In worklandia, we often say ridiculous things like “How will we measure success on this project?” & then I stab myself in the eye with some scissors and the meeting is adjourned and that’s that. But sometimes, it’s a good question to ask. More than “what do I want to do with my life?” the question “what feels successful to me?” feels like something I can answer right here and now.
I recently re-read this post about seeing Diane DiPrima speak, and it reminded me that we have our answers. The doubting, treading water moments – there’s nothing there to learn from. Silence it & just listen.
“The world is full of magic things, patiently waiting for our senses to grow sharper.”
- WB Yeats
When I let the concept of “success” kick around my noggin, what floats to the surface are thoughts like:
knowing without being told
expansive view of reality
being open to potential
released from boundaries
Success doesn’t have to be a series of things happening, it can be a state of being. Achievement = being grounded and checked in. It’s not about a bucket list or finally taking that trip to China. It’s about being the most tuned in version possible of the little fizzing chunk of matter that is Me.
People like to talk a lot about luck, and the traits that make people lucky. But if you’re awake and following your intuition, you’ll feel grounded, secure, and like you’re on the right path. Sometimes this means doors open without being pushed (“luck”) and sometimes you have to push (“work”). When I know I can trust my instinct, I will not steer myself in the wrong direction.

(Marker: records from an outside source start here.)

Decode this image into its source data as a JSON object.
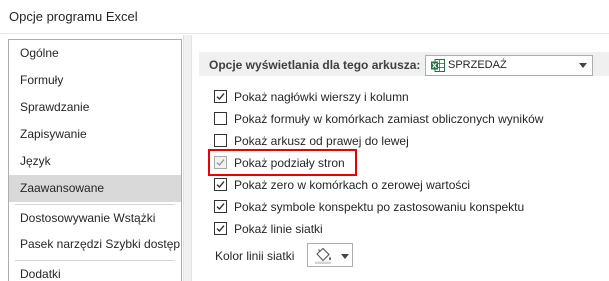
{
  "window": {
    "title": "Opcje programu Excel"
  },
  "sidebar": {
    "items": [
      {
        "label": "Ogólne",
        "selected": false
      },
      {
        "label": "Formuły",
        "selected": false
      },
      {
        "label": "Sprawdzanie",
        "selected": false
      },
      {
        "label": "Zapisywanie",
        "selected": false
      },
      {
        "label": "Język",
        "selected": false
      },
      {
        "label": "Zaawansowane",
        "selected": true
      },
      {
        "label": "Dostosowywanie Wstążki",
        "selected": false
      },
      {
        "label": "Pasek narzędzi Szybki dostęp",
        "selected": false
      },
      {
        "label": "Dodatki",
        "selected": false
      }
    ]
  },
  "section": {
    "label": "Opcje wyświetlania dla tego arkusza:",
    "sheet_select": {
      "value": "SPRZEDAŻ",
      "icon": "excel-sheet-icon"
    }
  },
  "options": [
    {
      "label": "Pokaż nagłówki wierszy i kolumn",
      "checked": true,
      "enabled": true
    },
    {
      "label": "Pokaż formuły w komórkach zamiast obliczonych wyników",
      "checked": false,
      "enabled": true
    },
    {
      "label": "Pokaż arkusz od prawej do lewej",
      "checked": false,
      "enabled": true
    },
    {
      "label": "Pokaż podziały stron",
      "checked": true,
      "enabled": false,
      "highlighted": true
    },
    {
      "label": "Pokaż zero w komórkach o zerowej wartości",
      "checked": true,
      "enabled": true
    },
    {
      "label": "Pokaż symbole konspektu po zastosowaniu konspektu",
      "checked": true,
      "enabled": true
    },
    {
      "label": "Pokaż linie siatki",
      "checked": true,
      "enabled": true
    }
  ],
  "gridlines": {
    "label": "Kolor linii siatki",
    "icon": "paint-bucket-icon"
  },
  "colors": {
    "highlight_border": "#e60000",
    "selected_nav": "#d9d9d9",
    "excel_green": "#217346"
  }
}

I don’t need to spend so much time thinking about what I want to do, I just need to be present, and trust that I will pick up the correct threads.
I started reading this book, Trickster Makes This World: Mischief, Myth, and Art – & there are so many little messages that have me saying “YES YES THAT IS IT” that I may need to actually type out the whole book here. A handful of favorites:
The Yoruba believe that before we are born we meet the High God and request the life we want. Although the too-greedy may find their requests denied, within limits we can choose our fate. Unfortunately, at the moment of birth the soul forgets all that has transpired; therefore, when men and women feel they’ve gotten off-track, when the way seems confused and knotted up, they go to the diviner in hopes of seeing once again the design of things as it is remembered in heaven.
Turning things over to chance, letting them fall as they may, means in this case “forgetting the hand,” which in turn means, first of all, getting away from the hand’s acquired and habitual gestures.
More conservative minds deprive coincidence of meaning by treating it as background noise or garbage, but the shape-shifting mind pesters the distinction between accident and essence and remakes this world out of whatever happens.